Your objective - Your answer should consist of the lines in the data below that contain "JSON".

The data -
● ● ●

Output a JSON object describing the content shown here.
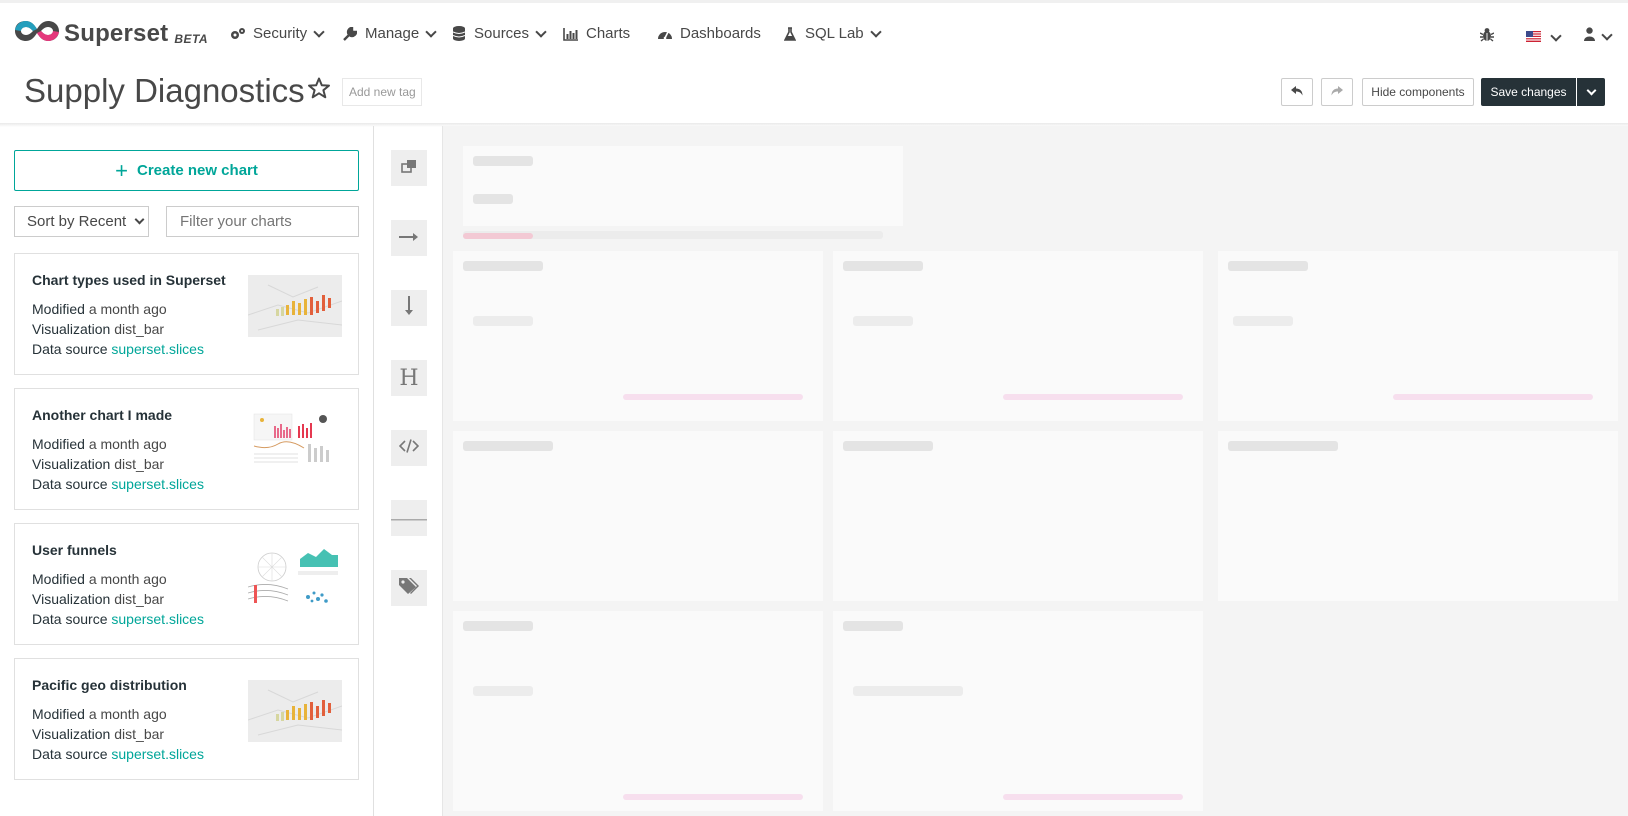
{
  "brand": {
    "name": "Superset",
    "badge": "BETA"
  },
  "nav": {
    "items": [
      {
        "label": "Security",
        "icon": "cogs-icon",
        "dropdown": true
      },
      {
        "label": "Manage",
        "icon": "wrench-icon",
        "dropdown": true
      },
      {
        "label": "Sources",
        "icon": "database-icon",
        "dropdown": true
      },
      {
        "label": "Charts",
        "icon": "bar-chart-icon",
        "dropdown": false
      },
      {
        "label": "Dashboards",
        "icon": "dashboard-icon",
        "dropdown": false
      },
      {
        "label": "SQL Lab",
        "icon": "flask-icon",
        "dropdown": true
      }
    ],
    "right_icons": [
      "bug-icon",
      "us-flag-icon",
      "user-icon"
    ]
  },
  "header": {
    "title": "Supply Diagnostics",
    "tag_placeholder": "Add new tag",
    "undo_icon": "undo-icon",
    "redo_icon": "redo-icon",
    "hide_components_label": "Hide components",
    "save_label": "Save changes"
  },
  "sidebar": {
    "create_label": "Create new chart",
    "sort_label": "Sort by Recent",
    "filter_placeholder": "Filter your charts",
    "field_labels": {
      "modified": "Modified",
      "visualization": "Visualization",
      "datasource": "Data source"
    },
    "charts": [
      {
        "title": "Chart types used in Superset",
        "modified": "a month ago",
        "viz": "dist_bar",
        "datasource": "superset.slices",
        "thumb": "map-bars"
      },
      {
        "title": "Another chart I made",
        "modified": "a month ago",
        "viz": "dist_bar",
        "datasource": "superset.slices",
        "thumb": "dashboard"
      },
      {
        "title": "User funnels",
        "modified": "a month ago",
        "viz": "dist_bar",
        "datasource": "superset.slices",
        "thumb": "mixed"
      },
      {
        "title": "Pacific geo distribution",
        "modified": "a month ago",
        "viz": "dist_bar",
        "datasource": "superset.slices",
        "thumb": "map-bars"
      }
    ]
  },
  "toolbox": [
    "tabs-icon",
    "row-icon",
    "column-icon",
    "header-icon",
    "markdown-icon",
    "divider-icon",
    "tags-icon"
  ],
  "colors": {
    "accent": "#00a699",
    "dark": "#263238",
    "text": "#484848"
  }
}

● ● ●

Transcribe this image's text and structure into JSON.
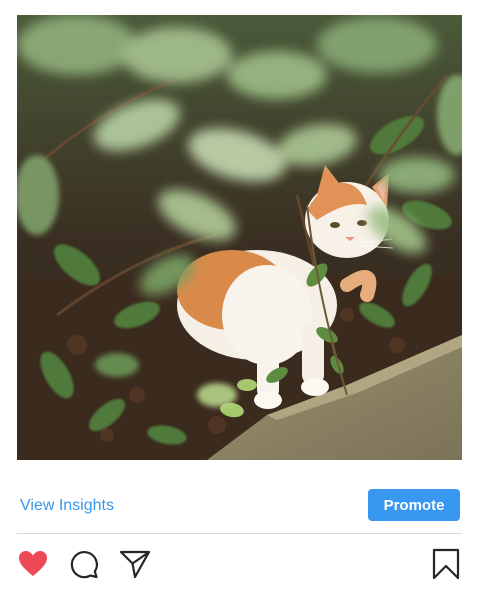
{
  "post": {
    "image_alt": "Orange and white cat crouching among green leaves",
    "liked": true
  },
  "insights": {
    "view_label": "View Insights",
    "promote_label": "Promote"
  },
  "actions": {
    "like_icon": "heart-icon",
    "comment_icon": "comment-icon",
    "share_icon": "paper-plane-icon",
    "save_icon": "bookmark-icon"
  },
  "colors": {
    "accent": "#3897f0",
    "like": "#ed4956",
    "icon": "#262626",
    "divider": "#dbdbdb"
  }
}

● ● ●

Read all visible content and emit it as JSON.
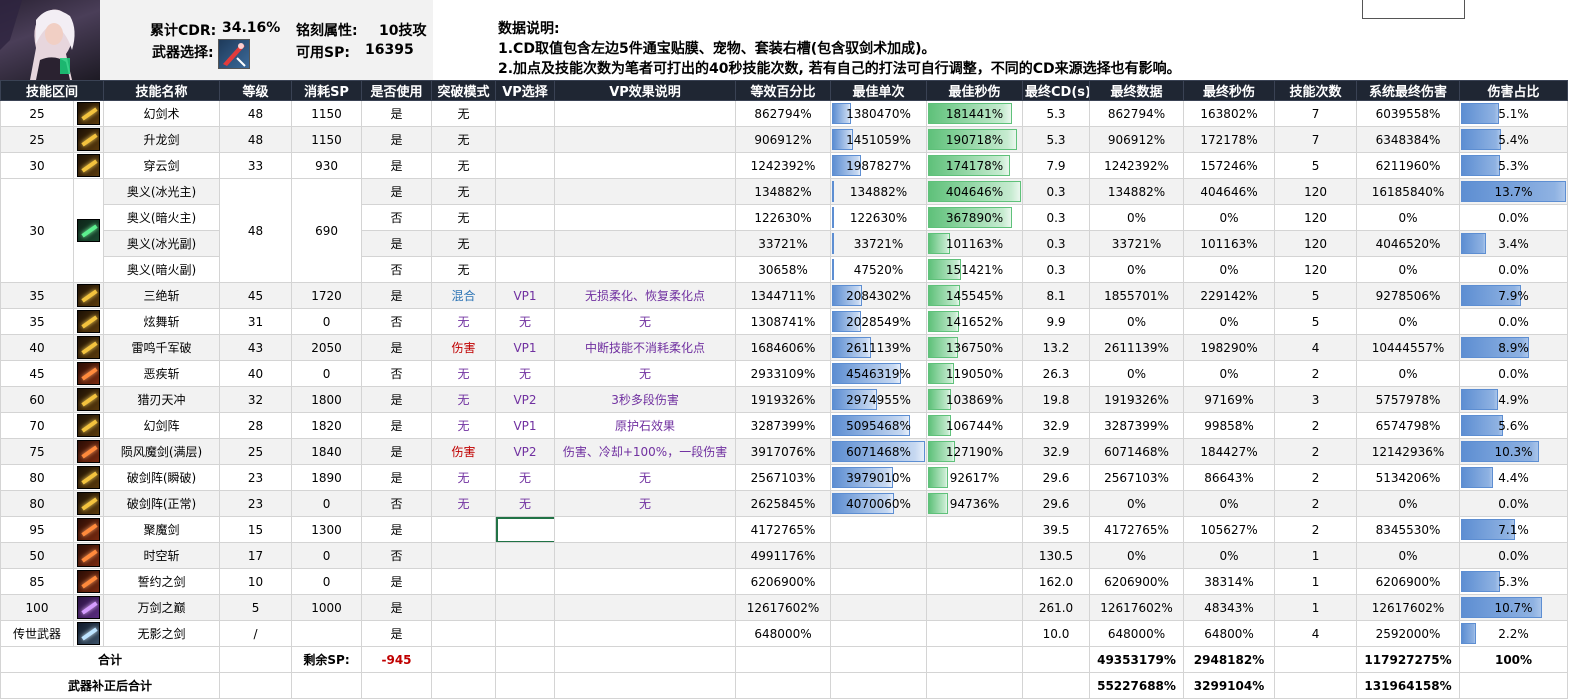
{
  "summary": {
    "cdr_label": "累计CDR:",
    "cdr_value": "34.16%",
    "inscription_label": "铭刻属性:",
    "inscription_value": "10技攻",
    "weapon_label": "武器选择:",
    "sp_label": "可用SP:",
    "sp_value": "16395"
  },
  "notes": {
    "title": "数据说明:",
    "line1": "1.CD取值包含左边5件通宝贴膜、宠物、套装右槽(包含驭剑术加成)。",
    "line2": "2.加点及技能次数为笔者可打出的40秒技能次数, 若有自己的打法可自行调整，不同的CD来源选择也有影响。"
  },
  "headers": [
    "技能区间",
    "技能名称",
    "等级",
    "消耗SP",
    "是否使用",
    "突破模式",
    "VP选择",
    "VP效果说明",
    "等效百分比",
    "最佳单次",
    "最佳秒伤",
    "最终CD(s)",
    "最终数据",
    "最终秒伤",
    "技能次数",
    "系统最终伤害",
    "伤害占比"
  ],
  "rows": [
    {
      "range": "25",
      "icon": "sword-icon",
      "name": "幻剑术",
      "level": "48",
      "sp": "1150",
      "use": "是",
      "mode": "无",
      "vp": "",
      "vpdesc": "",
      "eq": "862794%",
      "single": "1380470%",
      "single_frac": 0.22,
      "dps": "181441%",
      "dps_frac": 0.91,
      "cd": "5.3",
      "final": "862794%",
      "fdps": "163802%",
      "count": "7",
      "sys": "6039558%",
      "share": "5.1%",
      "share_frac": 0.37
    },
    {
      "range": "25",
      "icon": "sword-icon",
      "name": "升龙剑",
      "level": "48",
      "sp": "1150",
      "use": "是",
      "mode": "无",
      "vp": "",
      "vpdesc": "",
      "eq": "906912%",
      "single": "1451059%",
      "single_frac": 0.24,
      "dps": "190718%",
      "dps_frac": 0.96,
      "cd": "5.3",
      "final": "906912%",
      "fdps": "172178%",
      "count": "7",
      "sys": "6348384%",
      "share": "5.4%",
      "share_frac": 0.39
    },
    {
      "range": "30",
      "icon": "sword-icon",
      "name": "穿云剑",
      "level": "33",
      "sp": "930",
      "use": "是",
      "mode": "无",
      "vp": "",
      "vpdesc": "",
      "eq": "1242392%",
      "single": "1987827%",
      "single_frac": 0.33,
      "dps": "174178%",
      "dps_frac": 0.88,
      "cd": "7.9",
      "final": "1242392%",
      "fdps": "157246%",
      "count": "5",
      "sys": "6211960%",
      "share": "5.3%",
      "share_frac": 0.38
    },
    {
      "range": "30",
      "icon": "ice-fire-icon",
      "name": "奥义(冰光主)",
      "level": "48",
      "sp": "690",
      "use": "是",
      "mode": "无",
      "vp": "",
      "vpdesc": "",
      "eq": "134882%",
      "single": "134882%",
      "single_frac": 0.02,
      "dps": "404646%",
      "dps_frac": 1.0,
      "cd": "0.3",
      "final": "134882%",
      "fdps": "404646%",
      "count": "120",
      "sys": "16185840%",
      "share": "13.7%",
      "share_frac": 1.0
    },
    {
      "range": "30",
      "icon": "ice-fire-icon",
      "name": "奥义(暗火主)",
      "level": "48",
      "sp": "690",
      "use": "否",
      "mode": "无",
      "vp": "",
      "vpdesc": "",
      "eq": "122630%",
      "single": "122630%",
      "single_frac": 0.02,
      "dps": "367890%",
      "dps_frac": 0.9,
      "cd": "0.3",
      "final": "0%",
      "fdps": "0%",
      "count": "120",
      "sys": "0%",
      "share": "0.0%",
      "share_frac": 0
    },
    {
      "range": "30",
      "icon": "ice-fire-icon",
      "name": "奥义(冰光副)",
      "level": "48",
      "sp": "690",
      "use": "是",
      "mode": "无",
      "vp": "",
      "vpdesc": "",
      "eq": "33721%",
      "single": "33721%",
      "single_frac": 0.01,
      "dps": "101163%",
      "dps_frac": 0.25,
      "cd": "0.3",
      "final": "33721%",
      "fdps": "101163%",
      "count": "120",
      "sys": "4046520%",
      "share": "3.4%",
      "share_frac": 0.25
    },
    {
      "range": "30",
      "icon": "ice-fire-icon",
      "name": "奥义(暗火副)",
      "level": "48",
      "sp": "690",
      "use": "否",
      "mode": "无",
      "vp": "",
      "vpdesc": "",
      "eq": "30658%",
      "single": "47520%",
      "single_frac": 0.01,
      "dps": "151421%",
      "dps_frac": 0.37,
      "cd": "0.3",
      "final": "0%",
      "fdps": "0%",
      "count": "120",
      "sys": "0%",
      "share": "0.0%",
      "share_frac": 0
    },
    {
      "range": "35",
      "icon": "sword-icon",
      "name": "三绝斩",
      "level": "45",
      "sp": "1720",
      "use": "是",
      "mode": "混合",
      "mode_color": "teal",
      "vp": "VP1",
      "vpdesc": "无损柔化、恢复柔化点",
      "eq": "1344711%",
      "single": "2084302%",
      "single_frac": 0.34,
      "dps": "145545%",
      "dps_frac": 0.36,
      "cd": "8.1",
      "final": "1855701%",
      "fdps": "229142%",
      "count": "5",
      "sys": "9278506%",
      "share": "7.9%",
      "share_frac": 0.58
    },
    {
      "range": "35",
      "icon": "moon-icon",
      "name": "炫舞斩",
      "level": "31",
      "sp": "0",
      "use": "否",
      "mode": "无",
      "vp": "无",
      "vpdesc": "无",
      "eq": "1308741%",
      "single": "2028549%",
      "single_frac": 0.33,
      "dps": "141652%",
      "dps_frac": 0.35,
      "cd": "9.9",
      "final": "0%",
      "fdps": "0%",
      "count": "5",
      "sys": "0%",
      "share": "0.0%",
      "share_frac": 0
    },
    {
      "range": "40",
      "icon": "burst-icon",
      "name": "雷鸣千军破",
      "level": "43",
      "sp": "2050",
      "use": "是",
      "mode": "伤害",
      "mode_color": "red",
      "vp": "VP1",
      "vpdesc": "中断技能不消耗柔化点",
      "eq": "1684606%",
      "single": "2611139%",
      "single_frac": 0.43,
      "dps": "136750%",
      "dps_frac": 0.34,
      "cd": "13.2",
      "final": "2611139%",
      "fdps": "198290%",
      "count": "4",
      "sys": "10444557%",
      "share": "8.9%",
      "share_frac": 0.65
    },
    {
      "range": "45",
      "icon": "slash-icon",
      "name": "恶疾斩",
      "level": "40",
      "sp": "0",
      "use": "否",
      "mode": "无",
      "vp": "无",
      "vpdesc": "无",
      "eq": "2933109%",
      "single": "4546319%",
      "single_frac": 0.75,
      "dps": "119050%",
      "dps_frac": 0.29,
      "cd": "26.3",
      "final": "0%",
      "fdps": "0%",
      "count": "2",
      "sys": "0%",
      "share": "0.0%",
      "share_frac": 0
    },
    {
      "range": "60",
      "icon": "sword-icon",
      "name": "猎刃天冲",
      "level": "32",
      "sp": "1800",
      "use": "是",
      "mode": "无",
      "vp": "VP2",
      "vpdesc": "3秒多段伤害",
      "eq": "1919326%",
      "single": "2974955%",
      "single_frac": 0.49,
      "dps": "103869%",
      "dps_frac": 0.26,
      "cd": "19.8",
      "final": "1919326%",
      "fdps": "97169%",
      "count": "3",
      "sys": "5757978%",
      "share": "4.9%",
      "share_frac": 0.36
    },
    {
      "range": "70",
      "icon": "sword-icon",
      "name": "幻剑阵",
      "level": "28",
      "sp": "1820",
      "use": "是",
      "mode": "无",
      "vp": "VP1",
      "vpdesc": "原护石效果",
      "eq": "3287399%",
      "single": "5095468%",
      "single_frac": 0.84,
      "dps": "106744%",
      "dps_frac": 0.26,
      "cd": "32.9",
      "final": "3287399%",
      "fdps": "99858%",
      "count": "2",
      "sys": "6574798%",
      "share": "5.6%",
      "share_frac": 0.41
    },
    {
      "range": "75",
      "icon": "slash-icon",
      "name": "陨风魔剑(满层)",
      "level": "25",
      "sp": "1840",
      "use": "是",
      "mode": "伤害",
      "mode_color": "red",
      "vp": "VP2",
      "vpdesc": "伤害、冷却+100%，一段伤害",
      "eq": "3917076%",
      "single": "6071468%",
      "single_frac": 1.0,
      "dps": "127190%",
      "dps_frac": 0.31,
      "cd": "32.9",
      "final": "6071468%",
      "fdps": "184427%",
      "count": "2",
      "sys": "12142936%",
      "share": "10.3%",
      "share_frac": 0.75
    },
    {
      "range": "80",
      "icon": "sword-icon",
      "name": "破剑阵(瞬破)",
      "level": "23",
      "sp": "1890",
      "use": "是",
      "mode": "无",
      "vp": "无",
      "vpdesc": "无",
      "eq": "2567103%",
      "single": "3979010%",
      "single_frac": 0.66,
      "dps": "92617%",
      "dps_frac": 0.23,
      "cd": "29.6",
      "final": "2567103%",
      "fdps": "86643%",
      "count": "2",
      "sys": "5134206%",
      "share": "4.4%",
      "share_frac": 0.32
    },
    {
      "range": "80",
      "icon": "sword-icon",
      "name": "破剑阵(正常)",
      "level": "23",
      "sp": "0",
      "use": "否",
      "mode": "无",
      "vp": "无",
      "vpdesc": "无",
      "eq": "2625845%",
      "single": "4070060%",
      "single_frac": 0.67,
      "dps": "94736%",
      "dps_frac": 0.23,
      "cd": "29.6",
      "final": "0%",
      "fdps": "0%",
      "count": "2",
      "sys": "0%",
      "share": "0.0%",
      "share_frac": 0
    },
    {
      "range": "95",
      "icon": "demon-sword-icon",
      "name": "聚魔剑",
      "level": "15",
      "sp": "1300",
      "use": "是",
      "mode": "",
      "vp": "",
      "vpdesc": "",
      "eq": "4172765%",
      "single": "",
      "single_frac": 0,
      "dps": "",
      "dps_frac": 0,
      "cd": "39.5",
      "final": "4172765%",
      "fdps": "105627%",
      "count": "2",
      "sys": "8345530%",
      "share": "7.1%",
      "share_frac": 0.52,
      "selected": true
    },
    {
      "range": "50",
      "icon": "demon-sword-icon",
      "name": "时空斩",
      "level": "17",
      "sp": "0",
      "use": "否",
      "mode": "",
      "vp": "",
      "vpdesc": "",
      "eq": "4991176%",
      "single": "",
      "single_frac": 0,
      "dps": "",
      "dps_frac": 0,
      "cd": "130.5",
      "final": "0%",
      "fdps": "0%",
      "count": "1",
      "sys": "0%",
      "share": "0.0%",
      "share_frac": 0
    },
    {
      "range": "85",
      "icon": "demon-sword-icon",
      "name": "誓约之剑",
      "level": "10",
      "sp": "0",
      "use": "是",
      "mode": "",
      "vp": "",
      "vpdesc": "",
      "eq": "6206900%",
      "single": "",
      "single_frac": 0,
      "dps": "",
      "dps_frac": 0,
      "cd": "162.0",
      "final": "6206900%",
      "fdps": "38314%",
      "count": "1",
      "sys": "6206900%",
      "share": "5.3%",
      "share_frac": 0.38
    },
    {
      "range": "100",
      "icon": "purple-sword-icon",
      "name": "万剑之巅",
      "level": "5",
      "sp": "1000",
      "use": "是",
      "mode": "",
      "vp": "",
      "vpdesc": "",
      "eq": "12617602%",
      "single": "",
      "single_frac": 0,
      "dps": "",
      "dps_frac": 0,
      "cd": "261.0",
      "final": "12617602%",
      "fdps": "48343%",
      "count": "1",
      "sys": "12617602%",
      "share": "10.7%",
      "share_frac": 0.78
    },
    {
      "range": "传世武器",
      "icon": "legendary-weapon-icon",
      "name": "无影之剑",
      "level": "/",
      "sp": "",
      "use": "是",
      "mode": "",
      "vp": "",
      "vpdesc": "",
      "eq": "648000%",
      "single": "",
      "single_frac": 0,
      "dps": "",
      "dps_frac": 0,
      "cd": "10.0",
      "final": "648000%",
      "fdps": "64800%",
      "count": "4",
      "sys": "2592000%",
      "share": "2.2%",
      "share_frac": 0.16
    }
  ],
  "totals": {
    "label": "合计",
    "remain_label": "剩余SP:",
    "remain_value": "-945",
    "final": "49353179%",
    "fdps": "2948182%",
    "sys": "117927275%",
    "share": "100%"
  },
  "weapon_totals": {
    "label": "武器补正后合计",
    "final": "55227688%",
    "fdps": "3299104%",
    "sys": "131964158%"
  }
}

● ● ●

Answer for the task -
Output a JSON object describing the content shown here.
Transcribe this image's text and structure into JSON.
Read all visible content and emit it as JSON.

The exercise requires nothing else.